The eastern half of the United States has been trapped in a deep freeze for most of February 2015. Hundreds (maybe thousands) of records have been set for daily low temperatures, and wave after wave of ice and snowstorms have hit the region. The coldest days of the year usually occur in January, yet February 2015 has been exceptional in many places.
Several satellites captured views of the frozen landscape from above, observing saltwater sea ice in East Coast harbors and freshwater ice in the Great Lakes and other inland waterways. Snow and ice have blanketed land surfaces from the Mississippi River to the Atlantic Ocean, from the Carolinas to Maine.
On February 20, 2015, the Operational Land Imager (OLI) on Landsat 8 captured a natural-color view (above) of the U.S.-Canadian border along the Niagara River. Note how a manmade ice boom keeps the mouth of the Niagara River clear near Buffalo, New York. As of February 27, Lake Erie was 95.9 percent covered in ice, while Lake Ontario was at 48.9 percent. Overall, the five Great Lakes combined were 84.1 percent ice covered.
Below you can see a trio of images showing the Mid-Atlantic region. The first image was captured on February 24 by the Moderate Resolution Imaging Spectroradiometer (MODIS) on NASA’s Aqua satellite. It shows ice in Delaware Bay—between New Jersey, Pennsylvania, and Delaware—and in the northern end of the Chesapeake Bay between Maryland and Delaware. The following two images (from February 15) come from the Landsat 8 OLI and show closer views, including ice streamers.
The waters around New York City have been choked with ice as well, slowing ferry and ship traffic in one of the United States’ major sea ports. The Landsat 8 image below (February 24) shows ice extending far up the Hudson River, across Long Island Sound, and into New Jersey’s Raritan Bay.

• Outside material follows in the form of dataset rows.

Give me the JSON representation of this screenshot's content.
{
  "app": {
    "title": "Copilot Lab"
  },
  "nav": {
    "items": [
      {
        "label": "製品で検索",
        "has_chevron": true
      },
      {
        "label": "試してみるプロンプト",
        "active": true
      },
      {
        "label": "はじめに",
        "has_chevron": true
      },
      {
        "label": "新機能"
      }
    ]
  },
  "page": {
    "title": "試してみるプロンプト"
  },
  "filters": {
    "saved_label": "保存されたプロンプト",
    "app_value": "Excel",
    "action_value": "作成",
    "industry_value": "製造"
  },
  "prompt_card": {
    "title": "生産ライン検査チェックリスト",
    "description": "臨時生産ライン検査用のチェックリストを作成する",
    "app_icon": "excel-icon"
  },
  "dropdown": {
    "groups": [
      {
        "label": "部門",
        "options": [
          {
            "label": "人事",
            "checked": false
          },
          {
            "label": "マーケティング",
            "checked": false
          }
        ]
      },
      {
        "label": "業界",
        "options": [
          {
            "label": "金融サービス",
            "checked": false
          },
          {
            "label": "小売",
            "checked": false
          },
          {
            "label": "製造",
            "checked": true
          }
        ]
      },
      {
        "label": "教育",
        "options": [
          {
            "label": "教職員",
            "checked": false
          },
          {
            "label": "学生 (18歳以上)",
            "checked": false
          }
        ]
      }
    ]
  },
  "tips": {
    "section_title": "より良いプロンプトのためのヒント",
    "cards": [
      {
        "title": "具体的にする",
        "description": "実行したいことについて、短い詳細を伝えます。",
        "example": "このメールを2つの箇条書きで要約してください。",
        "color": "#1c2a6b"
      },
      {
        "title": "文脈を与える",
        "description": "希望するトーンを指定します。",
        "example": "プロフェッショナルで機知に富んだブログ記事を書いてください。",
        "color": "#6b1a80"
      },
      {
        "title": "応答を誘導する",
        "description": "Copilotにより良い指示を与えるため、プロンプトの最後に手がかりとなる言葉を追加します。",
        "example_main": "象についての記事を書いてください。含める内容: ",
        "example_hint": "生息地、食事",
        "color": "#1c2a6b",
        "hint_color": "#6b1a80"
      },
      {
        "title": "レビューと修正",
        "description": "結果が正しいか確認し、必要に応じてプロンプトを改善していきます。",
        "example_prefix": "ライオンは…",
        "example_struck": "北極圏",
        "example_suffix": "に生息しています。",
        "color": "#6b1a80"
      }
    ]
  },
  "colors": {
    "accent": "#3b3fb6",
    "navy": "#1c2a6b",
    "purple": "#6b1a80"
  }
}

This winter has kept the weather statisticians busy. Bangor, Maine, is on course for its coldest month ever recorded, and Syracuse, New York, has had 20 days below zero (Fahrenheit), a new winter record. On February 23-24 alone, at least 67 temperature records fell. Montpelier, Vermont, dropped to -23°F; Glens Falls, New York, dipped to -26°F; and Columbus, Ohio, was at -11°F. Punxsutawney, Pennsylvania, home of the infamous weather-predicting groundhog, touched -20°F.
Finally, Aqua MODIS captured this view (below) of Cape Cod and the Islands in southeastern Massachusetts on February 25, 2015. The U.S. Coast Guard warned mariners of severe ice conditions in coastal waterways and noted that its ice-breaking capabilities were limited by the thickness of the ice. Many navigational buoys and other markers were knocked off their locations or submerged by sea ice, and the Coast Guard encouraged ships to sail by daylight and in visibility of at least one mile.
By late February, Boston, Massachusetts, had reached 100 inches of snow and was just a few inches short of the all-time record; the yearly normal is 32 inches. Bangor, Maine, has seen 110 inches of snow compared to the norm of 48. Most of the New York metropolitan area had double its usual snowfall. And the ocean around Nantucket was so cold and ice-filled that waves took on the consistency of slush, as shown in these photographs.
NASA Earth Observatory images by Jesse Allen, using Aqua MODIS data from the Land Atmosphere Near real-time Capability for EOS (LANCE) and Landsat data from the U.S. Geological Survey. Caption by Michael Carlowicz.